*Exercise directions*.
Repeat each record below exactly as given.

::: Data to examine

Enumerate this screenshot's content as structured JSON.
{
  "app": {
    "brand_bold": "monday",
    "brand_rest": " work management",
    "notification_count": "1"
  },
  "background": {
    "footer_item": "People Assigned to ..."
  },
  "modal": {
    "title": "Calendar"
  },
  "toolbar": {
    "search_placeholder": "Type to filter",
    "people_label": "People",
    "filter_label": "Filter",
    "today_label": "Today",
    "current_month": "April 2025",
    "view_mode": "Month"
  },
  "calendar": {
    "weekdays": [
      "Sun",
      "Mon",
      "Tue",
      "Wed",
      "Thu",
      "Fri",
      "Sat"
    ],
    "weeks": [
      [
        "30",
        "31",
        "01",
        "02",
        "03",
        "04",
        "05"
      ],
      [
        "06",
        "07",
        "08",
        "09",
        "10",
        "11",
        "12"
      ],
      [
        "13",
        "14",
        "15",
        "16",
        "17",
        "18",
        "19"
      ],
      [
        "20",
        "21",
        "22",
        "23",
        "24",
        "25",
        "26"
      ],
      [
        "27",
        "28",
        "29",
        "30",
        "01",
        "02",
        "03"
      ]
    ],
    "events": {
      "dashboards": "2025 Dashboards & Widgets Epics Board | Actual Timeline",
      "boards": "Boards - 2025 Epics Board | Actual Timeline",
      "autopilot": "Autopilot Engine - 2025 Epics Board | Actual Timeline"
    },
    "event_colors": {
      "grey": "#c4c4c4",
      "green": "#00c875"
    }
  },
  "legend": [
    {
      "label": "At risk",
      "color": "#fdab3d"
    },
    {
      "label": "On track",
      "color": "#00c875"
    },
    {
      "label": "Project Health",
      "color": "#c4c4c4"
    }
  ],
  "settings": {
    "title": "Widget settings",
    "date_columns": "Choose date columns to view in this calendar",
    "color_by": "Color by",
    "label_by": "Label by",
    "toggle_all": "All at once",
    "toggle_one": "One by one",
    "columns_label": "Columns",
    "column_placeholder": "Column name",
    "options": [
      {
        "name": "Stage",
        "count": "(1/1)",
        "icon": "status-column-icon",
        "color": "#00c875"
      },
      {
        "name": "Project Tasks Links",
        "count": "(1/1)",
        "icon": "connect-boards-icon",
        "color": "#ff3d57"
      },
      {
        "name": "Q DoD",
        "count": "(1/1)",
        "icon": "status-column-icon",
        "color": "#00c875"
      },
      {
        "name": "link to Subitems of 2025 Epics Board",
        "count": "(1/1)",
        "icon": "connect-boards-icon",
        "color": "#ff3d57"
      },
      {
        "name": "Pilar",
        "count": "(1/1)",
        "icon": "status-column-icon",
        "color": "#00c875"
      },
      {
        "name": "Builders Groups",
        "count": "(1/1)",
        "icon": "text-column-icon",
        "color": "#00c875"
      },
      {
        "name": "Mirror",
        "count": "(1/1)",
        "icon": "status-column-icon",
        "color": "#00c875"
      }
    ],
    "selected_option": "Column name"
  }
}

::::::

*Solution to the problem*.
Enumerate this screenshot's content as structured JSON.
{
  "app": {
    "brand_bold": "monday",
    "brand_rest": " work management",
    "notification_count": "1"
  },
  "background": {
    "footer_item": "People Assigned to ..."
  },
  "modal": {
    "title": "Calendar"
  },
  "toolbar": {
    "search_placeholder": "Type to filter",
    "people_label": "People",
    "filter_label": "Filter",
    "today_label": "Today",
    "current_month": "April 2025",
    "view_mode": "Month"
  },
  "calendar": {
    "weekdays": [
      "Sun",
      "Mon",
      "Tue",
      "Wed",
      "Thu",
      "Fri",
      "Sat"
    ],
    "weeks": [
      [
        "30",
        "31",
        "01",
        "02",
        "03",
        "04",
        "05"
      ],
      [
        "06",
        "07",
        "08",
        "09",
        "10",
        "11",
        "12"
      ],
      [
        "13",
        "14",
        "15",
        "16",
        "17",
        "18",
        "19"
      ],
      [
        "20",
        "21",
        "22",
        "23",
        "24",
        "25",
        "26"
      ],
      [
        "27",
        "28",
        "29",
        "30",
        "01",
        "02",
        "03"
      ]
    ],
    "events": {
      "dashboards": "2025 Dashboards & Widgets Epics Board | Actual Timeline",
      "boards": "Boards - 2025 Epics Board | Actual Timeline",
      "autopilot": "Autopilot Engine - 2025 Epics Board | Actual Timeline"
    },
    "event_colors": {
      "grey": "#c4c4c4",
      "green": "#00c875"
    }
  },
  "legend": [
    {
      "label": "At risk",
      "color": "#fdab3d"
    },
    {
      "label": "On track",
      "color": "#00c875"
    },
    {
      "label": "Project Health",
      "color": "#c4c4c4"
    }
  ],
  "settings": {
    "title": "Widget settings",
    "date_columns": "Choose date columns to view in this calendar",
    "color_by": "Color by",
    "label_by": "Label by",
    "toggle_all": "All at once",
    "toggle_one": "One by one",
    "columns_label": "Columns",
    "column_placeholder": "Column name",
    "options": [
      {
        "name": "Stage",
        "count": "(1/1)",
        "icon": "status-column-icon",
        "color": "#00c875"
      },
      {
        "name": "Project Tasks Links",
        "count": "(1/1)",
        "icon": "connect-boards-icon",
        "color": "#ff3d57"
      },
      {
        "name": "Q DoD",
        "count": "(1/1)",
        "icon": "status-column-icon",
        "color": "#00c875"
      },
      {
        "name": "link to Subitems of 2025 Epics Board",
        "count": "(1/1)",
        "icon": "connect-boards-icon",
        "color": "#ff3d57"
      },
      {
        "name": "Pilar",
        "count": "(1/1)",
        "icon": "status-column-icon",
        "color": "#00c875"
      },
      {
        "name": "Builders Groups",
        "count": "(1/1)",
        "icon": "text-column-icon",
        "color": "#00c875"
      },
      {
        "name": "Mirror",
        "count": "(1/1)",
        "icon": "status-column-icon",
        "color": "#00c875"
      }
    ],
    "selected_option": "Column name"
  }
}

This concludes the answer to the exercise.